George strokes her arm softly, guiding his hand into a soft grip, “She’s in the other room. Just in the other room.” George’s voice wavers but doesn’t break. “We’re going to take you to her now.”
A smile slowly forms on her face, as her eyes fall shut once more.
George and I take her by the arms and lift her from the bed. She stumbles forward as we guide her towards the splintered wooden door and up the stairs towards the attic.
My eyes are drawn to the dull brass hook-and-eye lock on the outside of the door; as children, this had been our bedroom.
George twists the handle, pushing the door open softly. With the flick of a switch, soft lights come on to reveal a room that seems to exist in a different time and space to the rest of the house. The air is sweetly scented, warm and clean, free from the stale dust that plagues the house. The room, though small, contains a large bed, with fresh white bedding and soft feather pillows.
Soft music begins to play; a mellifluous lullaby of tranquillity. Fresh silken clothes have been prepared for her, which are neatly folded at the end of the bed, and on a wooden stand beside the bed sits a vase of white flowers.
Her slumberous eyes creep open.
“This is your new room mum,” George says, “Benny and I got it ready for you yesterday.”
As her eyes settle on the room, a smile breaks across her face, and for a moment, the entrenched wrinkles on her forehead seem to melt away, harkening back to a time before the trials and tribulations; a time when she had been free.
The pain returns to her face as quickly as it left, “Where is she?” She asks frantically, “Where is Lily?”
Hearing her name aloud feels like a cold gut punch.
Hold it together, Benny. Hold it together.
“She’s here mum,” I say, my voice holding steady as I stroke her back, “We’ll bring her upstairs soon. Get changed, and we’ll bring her up, okay? I promise.”
My outward aloofness is both gratifying and horrifying, as my voice remains steady throughout. A lump begins to form in my throat, as the cold gut-punch rises into my oesophagus as though it might burst forth from my mouth, and I am forced to physically swallow sadness.
We depart the room, allowing her some privacy to change her clothes and clean herself up. As we stand at the bottom of the stairs, we look across to the cot which sits in dusty disrepair on the landing, the wooden bottom still stained with foul fluids.
When we return to the room, she is lying on the bed, her eyes half-closed. Her hair is clean and free from tangles; her face is calm and serene, as the mesmeric lullaby sings her to sleep. George and I tuck her into the sheets and give her a kiss on the forehead before rising to our feet.
“Goodnight mum,” I say, withdrawing a syringe from a glasses case, prepped with Fentanyl, “sleep now.

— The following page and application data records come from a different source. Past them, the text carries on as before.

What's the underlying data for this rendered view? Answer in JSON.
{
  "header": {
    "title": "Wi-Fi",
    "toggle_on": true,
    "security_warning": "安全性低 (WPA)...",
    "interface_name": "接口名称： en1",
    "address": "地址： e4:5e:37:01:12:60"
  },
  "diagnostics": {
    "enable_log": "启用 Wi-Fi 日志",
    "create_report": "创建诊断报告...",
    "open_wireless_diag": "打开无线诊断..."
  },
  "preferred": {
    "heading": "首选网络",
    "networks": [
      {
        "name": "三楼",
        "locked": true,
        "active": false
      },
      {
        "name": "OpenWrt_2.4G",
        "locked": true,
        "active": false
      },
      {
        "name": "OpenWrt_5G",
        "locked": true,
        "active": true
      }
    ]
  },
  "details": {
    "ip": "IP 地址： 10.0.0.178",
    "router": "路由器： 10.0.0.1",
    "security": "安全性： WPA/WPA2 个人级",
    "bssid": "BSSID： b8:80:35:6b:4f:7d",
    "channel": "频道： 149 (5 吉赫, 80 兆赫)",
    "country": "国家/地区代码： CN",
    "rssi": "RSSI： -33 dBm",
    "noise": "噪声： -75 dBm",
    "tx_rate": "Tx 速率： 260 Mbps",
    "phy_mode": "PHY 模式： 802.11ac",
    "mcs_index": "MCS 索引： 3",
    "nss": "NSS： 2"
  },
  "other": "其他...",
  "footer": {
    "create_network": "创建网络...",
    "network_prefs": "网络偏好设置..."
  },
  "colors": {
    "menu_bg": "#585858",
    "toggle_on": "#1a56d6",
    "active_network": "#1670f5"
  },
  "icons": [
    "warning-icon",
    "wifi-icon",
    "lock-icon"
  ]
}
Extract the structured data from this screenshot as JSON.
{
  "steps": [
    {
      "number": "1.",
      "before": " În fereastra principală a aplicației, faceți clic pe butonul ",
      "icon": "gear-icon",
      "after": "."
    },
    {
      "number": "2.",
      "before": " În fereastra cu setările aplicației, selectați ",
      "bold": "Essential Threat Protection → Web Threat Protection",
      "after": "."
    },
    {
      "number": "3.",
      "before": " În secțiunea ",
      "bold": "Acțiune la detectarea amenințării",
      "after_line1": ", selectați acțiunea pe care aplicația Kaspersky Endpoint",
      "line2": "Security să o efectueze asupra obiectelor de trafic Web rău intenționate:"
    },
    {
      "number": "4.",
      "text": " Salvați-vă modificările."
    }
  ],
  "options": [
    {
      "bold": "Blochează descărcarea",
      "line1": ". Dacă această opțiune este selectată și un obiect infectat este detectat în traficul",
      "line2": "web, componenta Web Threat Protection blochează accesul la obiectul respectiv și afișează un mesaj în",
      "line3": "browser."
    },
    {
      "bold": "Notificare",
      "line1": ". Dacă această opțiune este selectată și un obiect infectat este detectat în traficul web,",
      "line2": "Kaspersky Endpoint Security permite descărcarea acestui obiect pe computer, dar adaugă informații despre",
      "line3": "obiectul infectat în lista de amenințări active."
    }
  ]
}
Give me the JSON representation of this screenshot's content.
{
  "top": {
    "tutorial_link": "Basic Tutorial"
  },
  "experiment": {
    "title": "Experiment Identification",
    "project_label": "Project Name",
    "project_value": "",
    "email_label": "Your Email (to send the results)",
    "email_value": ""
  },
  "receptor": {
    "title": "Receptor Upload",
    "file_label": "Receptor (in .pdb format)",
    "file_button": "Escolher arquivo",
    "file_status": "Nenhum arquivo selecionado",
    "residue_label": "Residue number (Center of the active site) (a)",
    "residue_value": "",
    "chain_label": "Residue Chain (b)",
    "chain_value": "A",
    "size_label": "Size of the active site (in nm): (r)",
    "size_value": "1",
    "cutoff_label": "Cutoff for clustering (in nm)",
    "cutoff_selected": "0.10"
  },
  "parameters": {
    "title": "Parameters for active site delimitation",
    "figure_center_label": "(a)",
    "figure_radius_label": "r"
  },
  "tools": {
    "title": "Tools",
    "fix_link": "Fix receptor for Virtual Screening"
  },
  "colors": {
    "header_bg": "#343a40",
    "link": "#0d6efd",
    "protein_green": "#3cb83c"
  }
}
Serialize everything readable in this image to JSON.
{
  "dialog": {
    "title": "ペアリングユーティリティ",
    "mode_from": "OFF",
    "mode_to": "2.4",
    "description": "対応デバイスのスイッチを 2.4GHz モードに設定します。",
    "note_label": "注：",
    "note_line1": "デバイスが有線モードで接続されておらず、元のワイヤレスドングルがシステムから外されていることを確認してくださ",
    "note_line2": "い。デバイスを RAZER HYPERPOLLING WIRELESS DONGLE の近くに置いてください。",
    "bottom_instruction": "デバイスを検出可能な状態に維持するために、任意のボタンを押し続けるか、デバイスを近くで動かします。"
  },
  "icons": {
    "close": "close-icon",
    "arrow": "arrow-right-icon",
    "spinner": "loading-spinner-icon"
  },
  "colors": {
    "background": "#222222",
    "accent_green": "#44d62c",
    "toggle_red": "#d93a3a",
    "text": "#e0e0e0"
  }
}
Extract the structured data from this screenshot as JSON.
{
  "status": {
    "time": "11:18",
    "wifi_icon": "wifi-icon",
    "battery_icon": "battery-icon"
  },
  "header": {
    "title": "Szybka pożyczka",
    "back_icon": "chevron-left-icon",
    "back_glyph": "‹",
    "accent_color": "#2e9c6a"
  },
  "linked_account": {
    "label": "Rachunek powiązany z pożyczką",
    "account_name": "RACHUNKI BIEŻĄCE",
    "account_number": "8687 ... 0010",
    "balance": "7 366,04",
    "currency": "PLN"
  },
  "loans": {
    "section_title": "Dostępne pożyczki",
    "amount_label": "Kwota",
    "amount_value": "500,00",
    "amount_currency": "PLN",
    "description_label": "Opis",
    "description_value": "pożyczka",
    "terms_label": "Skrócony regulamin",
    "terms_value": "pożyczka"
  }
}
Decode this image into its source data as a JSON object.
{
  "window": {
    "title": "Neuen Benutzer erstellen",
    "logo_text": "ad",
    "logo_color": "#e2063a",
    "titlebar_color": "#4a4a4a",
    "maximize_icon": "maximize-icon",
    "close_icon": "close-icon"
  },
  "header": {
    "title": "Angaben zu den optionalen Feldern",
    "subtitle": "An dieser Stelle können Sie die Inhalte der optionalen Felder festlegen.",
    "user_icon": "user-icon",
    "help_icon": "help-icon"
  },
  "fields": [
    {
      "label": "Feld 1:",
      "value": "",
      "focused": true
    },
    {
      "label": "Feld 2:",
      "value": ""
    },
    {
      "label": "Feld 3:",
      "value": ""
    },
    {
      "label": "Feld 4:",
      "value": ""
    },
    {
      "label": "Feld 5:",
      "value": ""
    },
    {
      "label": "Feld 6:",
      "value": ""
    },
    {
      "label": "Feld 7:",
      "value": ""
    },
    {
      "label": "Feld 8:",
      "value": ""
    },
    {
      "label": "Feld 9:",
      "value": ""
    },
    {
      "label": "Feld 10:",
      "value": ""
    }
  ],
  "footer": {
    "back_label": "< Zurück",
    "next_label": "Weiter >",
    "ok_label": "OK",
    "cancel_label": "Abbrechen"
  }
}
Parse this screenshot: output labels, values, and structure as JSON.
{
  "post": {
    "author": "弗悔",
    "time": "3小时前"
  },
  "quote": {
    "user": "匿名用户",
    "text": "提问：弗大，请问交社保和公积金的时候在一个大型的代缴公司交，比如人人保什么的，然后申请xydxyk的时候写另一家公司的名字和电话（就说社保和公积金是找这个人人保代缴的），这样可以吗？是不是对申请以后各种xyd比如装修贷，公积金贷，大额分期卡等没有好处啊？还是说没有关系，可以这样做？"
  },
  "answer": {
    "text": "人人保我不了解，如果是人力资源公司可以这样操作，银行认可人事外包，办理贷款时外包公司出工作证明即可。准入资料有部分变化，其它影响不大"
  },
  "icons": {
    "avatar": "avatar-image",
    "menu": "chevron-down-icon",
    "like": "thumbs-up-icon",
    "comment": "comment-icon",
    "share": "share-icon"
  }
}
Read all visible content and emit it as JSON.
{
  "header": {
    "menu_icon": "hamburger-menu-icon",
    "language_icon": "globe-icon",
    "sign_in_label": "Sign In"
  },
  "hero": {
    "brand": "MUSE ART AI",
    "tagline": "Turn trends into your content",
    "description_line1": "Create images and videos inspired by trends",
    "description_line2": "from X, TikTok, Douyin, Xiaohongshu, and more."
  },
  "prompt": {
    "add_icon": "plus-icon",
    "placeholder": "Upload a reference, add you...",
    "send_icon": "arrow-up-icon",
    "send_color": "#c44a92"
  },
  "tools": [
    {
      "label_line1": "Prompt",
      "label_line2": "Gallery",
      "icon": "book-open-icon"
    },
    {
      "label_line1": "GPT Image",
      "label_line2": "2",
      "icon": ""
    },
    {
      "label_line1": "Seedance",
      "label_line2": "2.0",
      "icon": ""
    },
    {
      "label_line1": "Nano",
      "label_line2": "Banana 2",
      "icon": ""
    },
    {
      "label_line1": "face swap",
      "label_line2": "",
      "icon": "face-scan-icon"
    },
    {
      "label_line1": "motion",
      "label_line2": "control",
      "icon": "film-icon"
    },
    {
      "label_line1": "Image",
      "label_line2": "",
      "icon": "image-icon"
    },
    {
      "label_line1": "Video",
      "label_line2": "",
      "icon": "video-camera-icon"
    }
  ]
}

Lily will be with you soon.”
I place the syringe on the bedside table, beside the vase of white flowers.
George looks across at me, nodding, and together we depart the room, softly closing the door behind us.
George reaches for the hook-and-eye lock of dull brass and silently slips it shut.
The streetlights roll over our heads in silence as we drive into the night. Where were we going? It was hard to say. To the bridge? To a dingy bar where we could drink ourselves into a sweet oblivion, until it all felt like a distant dream? Maybe we could keep driving until the scenery changed like the seasons, and everything would feel different, for a time.
If Mother is the name for God in the lips and hearts of children, then we are the forsaken. How many days had she cried for mother as she lay in that cot? Cries of hunger, cries of pain, cries of loneliness, all unanswered. God never heard Lily’s cries, God left her in the dark and the dust to decay.
Maybe she’ll throw the needle away, maybe she’ll break down that brass lock and free herself; maybe she’ll water those white flowers.
Or maybe she won’t. Maybe she’ll shoot a lethal dose of Fentanyl into her arm, and when we return in three days’ time, we’ll find a vase of wilted flowers beside her putrescent body as it liquefies into the blankets around her.
They say that everything happens for a reason. I’d hate to think that was true.
(c) JC Axe 2019.